*** TASK DATA ***
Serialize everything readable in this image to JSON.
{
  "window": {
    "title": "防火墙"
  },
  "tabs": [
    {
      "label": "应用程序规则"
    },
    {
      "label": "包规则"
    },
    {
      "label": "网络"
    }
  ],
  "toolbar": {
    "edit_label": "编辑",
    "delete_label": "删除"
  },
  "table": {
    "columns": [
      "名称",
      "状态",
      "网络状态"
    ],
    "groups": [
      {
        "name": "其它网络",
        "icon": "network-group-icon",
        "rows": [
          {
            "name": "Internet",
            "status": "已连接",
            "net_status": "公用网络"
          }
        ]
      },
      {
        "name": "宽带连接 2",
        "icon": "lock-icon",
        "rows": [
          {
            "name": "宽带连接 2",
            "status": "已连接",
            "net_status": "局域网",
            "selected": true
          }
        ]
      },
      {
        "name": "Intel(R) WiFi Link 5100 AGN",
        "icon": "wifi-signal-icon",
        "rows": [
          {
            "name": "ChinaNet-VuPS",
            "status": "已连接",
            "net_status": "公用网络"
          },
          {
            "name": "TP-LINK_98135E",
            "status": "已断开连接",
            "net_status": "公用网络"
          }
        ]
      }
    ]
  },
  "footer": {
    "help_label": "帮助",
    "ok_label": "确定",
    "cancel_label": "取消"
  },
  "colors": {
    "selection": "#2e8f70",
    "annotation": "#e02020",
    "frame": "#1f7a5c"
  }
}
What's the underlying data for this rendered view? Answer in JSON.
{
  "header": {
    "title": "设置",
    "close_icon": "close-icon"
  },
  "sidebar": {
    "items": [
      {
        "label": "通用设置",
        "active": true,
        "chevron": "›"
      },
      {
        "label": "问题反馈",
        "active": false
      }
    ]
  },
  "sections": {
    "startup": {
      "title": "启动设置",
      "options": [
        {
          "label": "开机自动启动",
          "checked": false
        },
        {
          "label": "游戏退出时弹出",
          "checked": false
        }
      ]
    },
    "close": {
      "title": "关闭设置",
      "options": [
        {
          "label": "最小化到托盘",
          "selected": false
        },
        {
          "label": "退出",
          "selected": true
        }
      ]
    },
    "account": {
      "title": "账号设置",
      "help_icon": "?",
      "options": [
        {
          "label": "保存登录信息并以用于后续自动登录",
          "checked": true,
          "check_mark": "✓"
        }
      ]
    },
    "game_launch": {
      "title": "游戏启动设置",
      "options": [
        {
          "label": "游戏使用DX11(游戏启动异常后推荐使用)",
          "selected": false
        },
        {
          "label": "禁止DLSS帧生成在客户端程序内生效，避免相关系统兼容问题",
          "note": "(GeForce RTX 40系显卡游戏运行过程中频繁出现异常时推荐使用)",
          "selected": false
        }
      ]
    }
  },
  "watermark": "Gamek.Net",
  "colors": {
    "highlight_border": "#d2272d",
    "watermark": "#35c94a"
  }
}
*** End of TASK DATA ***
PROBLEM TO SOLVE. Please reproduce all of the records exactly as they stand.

RESPONSE BELOW.
Serialize everything readable in this image to JSON.
{
  "window": {
    "title": "防火墙"
  },
  "tabs": [
    {
      "label": "应用程序规则"
    },
    {
      "label": "包规则"
    },
    {
      "label": "网络"
    }
  ],
  "toolbar": {
    "edit_label": "编辑",
    "delete_label": "删除"
  },
  "table": {
    "columns": [
      "名称",
      "状态",
      "网络状态"
    ],
    "groups": [
      {
        "name": "其它网络",
        "icon": "network-group-icon",
        "rows": [
          {
            "name": "Internet",
            "status": "已连接",
            "net_status": "公用网络"
          }
        ]
      },
      {
        "name": "宽带连接 2",
        "icon": "lock-icon",
        "rows": [
          {
            "name": "宽带连接 2",
            "status": "已连接",
            "net_status": "局域网",
            "selected": true
          }
        ]
      },
      {
        "name": "Intel(R) WiFi Link 5100 AGN",
        "icon": "wifi-signal-icon",
        "rows": [
          {
            "name": "ChinaNet-VuPS",
            "status": "已连接",
            "net_status": "公用网络"
          },
          {
            "name": "TP-LINK_98135E",
            "status": "已断开连接",
            "net_status": "公用网络"
          }
        ]
      }
    ]
  },
  "footer": {
    "help_label": "帮助",
    "ok_label": "确定",
    "cancel_label": "取消"
  },
  "colors": {
    "selection": "#2e8f70",
    "annotation": "#e02020",
    "frame": "#1f7a5c"
  }
}
What's the underlying data for this rendered view? Answer in JSON.
{
  "header": {
    "title": "设置",
    "close_icon": "close-icon"
  },
  "sidebar": {
    "items": [
      {
        "label": "通用设置",
        "active": true,
        "chevron": "›"
      },
      {
        "label": "问题反馈",
        "active": false
      }
    ]
  },
  "sections": {
    "startup": {
      "title": "启动设置",
      "options": [
        {
          "label": "开机自动启动",
          "checked": false
        },
        {
          "label": "游戏退出时弹出",
          "checked": false
        }
      ]
    },
    "close": {
      "title": "关闭设置",
      "options": [
        {
          "label": "最小化到托盘",
          "selected": false
        },
        {
          "label": "退出",
          "selected": true
        }
      ]
    },
    "account": {
      "title": "账号设置",
      "help_icon": "?",
      "options": [
        {
          "label": "保存登录信息并以用于后续自动登录",
          "checked": true,
          "check_mark": "✓"
        }
      ]
    },
    "game_launch": {
      "title": "游戏启动设置",
      "options": [
        {
          "label": "游戏使用DX11(游戏启动异常后推荐使用)",
          "selected": false
        },
        {
          "label": "禁止DLSS帧生成在客户端程序内生效，避免相关系统兼容问题",
          "note": "(GeForce RTX 40系显卡游戏运行过程中频繁出现异常时推荐使用)",
          "selected": false
        }
      ]
    }
  },
  "watermark": "Gamek.Net",
  "colors": {
    "highlight_border": "#d2272d",
    "watermark": "#35c94a"
  }
}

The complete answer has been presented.